If you like what you see, why not register as a user of Nutrition Evidence and receive monthly expert-generated alerts on the latest findings in nutrition science?  The next alert is due out soon so sign up quickly, so you don’t miss out! Click on Subscribe on the database homepage.

BANT PODCAST PROGRAMME 2020 – SERIES 2 – FUNCTIONAL SPORTS NUTRITION

During Series 2 we shall be taking a deep dive into functional sports nutrition. We take a look at sports nutrition from different angles:

  • Endurance
  • Bodybuilding
  • Team Sports Nutrition
  • Functional Considerations

Each guest discusses how to apply nutritional therapy principles to sports nutrition, working with health parameters, the athlete in question, test considerations, protocols and supplements.

This series is created exclusively for BANT members wanting to expand their knowledge of sports nutrition.  Each episode has been awarded 1 hour of CPD.

Click here to read the full eblast.

Nutrition Evidence Database Enhanced Study – Anthocyanins to Reduce Inflammation

This systematic review and meta-analysis found that ANTHOCYANINS, the colourful pigments in plant foods, may reduce INFLAMMATORY MARKERS, with higher doses being more effective.

This study has been BANT enhanced on the NUTRITION EVIDENCE database to provide a full plain language summary to allow quick and easy access to the science. Read it here

NUTRITION EVIDENCE is open access and FREE so please have a browse through some other content whilst you are there http://www.nutrition-evidence.com

If you like what you see, why not register as a user of Nutrition Evidence and receive monthly expert-generated alerts on the latest findings in nutrition science?  The next alert is due out soon so sign up quickly, so you don’t miss out! Click on Subscribe on the database homepage.

 

COVID-19 BANT BULLETIN 7 – 6 JULY 2020

Cautious Return to Face-to-Face Practice

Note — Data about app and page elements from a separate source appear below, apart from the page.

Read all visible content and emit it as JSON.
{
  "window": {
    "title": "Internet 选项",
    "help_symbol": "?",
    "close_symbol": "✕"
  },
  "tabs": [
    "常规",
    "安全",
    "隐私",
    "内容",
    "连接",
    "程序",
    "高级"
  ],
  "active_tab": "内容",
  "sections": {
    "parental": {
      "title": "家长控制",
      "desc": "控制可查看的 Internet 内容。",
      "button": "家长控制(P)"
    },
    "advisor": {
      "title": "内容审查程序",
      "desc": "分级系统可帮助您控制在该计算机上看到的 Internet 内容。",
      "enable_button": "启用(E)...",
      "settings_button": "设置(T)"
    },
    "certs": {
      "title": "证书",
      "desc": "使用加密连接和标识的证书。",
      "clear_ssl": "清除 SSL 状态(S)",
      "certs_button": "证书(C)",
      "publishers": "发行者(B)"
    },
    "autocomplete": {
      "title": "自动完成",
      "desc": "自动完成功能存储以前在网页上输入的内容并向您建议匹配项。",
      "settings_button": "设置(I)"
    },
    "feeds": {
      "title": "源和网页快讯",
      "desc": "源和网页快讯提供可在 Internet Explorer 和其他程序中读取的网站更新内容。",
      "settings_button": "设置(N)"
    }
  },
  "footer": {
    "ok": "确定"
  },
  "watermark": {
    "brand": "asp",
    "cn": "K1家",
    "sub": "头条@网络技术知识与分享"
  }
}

We continue to live in uncertain times but equally we are now ready to proceed to face-to-face consultations as long as we have full infection controls in place.

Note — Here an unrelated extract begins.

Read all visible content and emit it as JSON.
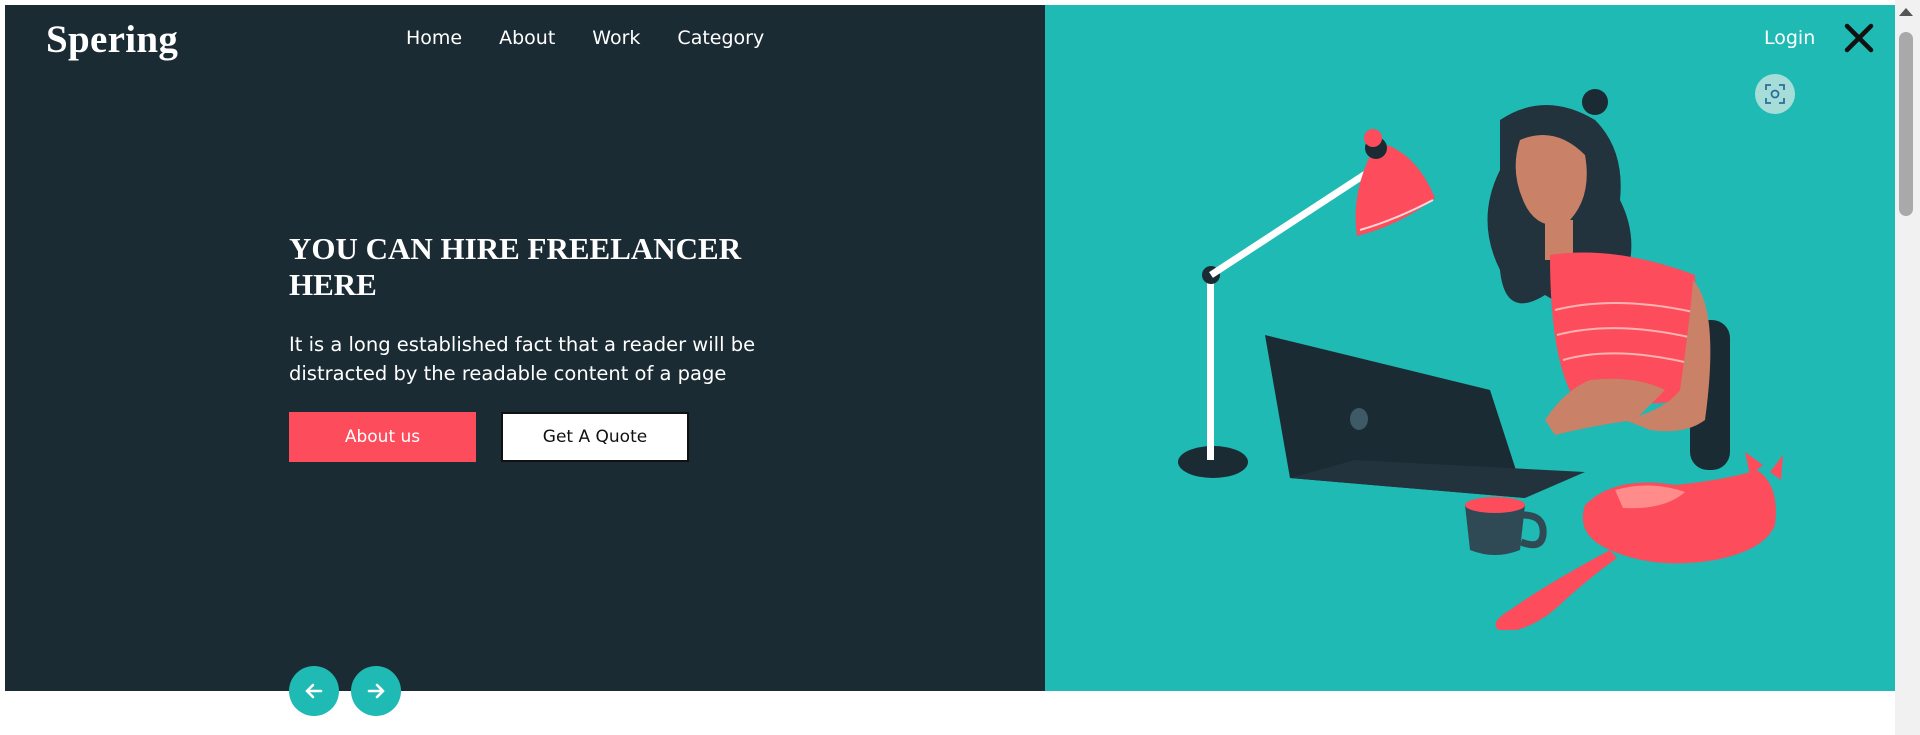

Along with many professions and practitioners returning to work this week, we are all proceeding with caution as to not contribute to any peaks in infection count and also being all too aware that asymptomatic people can also pass on the virus. To this effect BANT recommends that practitioners embrace remote working practices where possible and if you do start face-to-face appointments, practitioners must comply with CNHC guidelines. You can access all BANT COVID-19 communications here.

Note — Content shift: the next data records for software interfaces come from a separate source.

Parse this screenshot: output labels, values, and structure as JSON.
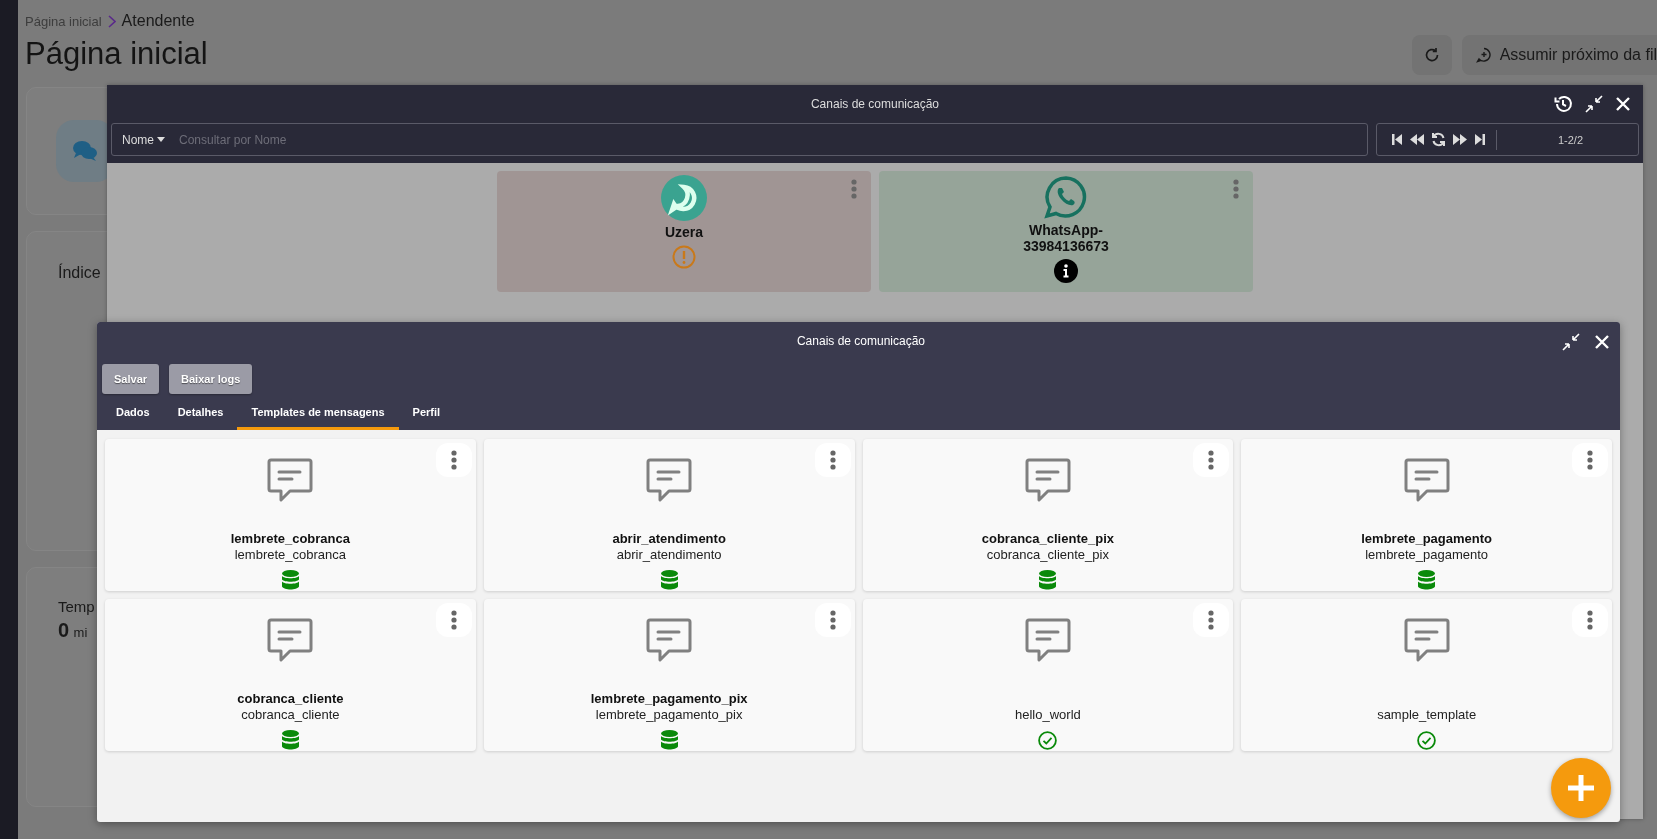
{
  "page": {
    "breadcrumb": [
      {
        "label": "Página inicial"
      },
      {
        "label": "Atendente"
      }
    ],
    "title": "Página inicial",
    "actions": {
      "next_in_queue": "Assumir próximo da fil"
    },
    "panels": [
      {
        "kind": "icon"
      },
      {
        "kind": "text",
        "label": "Índice"
      },
      {
        "kind": "stat",
        "label": "Temp",
        "value": "0",
        "unit": "mi"
      }
    ]
  },
  "channels_dialog": {
    "title": "Canais de comunicação",
    "search": {
      "filter": "Nome",
      "placeholder": "Consultar por Nome"
    },
    "pager": {
      "range": "1-2/2"
    },
    "channels": [
      {
        "name": "Uzera",
        "kind": "uzera",
        "warning": true,
        "color": "#a09594"
      },
      {
        "name": "WhatsApp-33984136673",
        "kind": "whatsapp",
        "warning": false,
        "color": "#96a499"
      }
    ]
  },
  "channel_dialog": {
    "title": "Canais de comunicação",
    "buttons": [
      "Salvar",
      "Baixar logs"
    ],
    "tabs": [
      {
        "label": "Dados",
        "selected": false
      },
      {
        "label": "Detalhes",
        "selected": false
      },
      {
        "label": "Templates de mensagens",
        "selected": true
      },
      {
        "label": "Perfil",
        "selected": false
      }
    ],
    "templates": [
      {
        "title": "lembrete_cobranca",
        "subtitle": "lembrete_cobranca",
        "approved": false
      },
      {
        "title": "abrir_atendimento",
        "subtitle": "abrir_atendimento",
        "approved": false
      },
      {
        "title": "cobranca_cliente_pix",
        "subtitle": "cobranca_cliente_pix",
        "approved": false
      },
      {
        "title": "lembrete_pagamento",
        "subtitle": "lembrete_pagamento",
        "approved": false
      },
      {
        "title": "cobranca_cliente",
        "subtitle": "cobranca_cliente",
        "approved": false
      },
      {
        "title": "lembrete_pagamento_pix",
        "subtitle": "lembrete_pagamento_pix",
        "approved": false
      },
      {
        "subtitle": "hello_world",
        "approved": true
      },
      {
        "subtitle": "sample_template",
        "approved": true
      }
    ]
  }
}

The Government has eased the recommended social distancing rule to ‘1 metre plus with masks’ where 2 metres is not possible and CNHC has already previously published a comprehensive guidance on return to face-to-face practice including:

  • Identifying any clients who are at increased risk of infection
  • Screening for COVID-19 symptoms
  • Clarifying when not to proceed to face-to-face appointment
  • How to prepare your practice for face-to-face appointments

Click here to read the full eblast.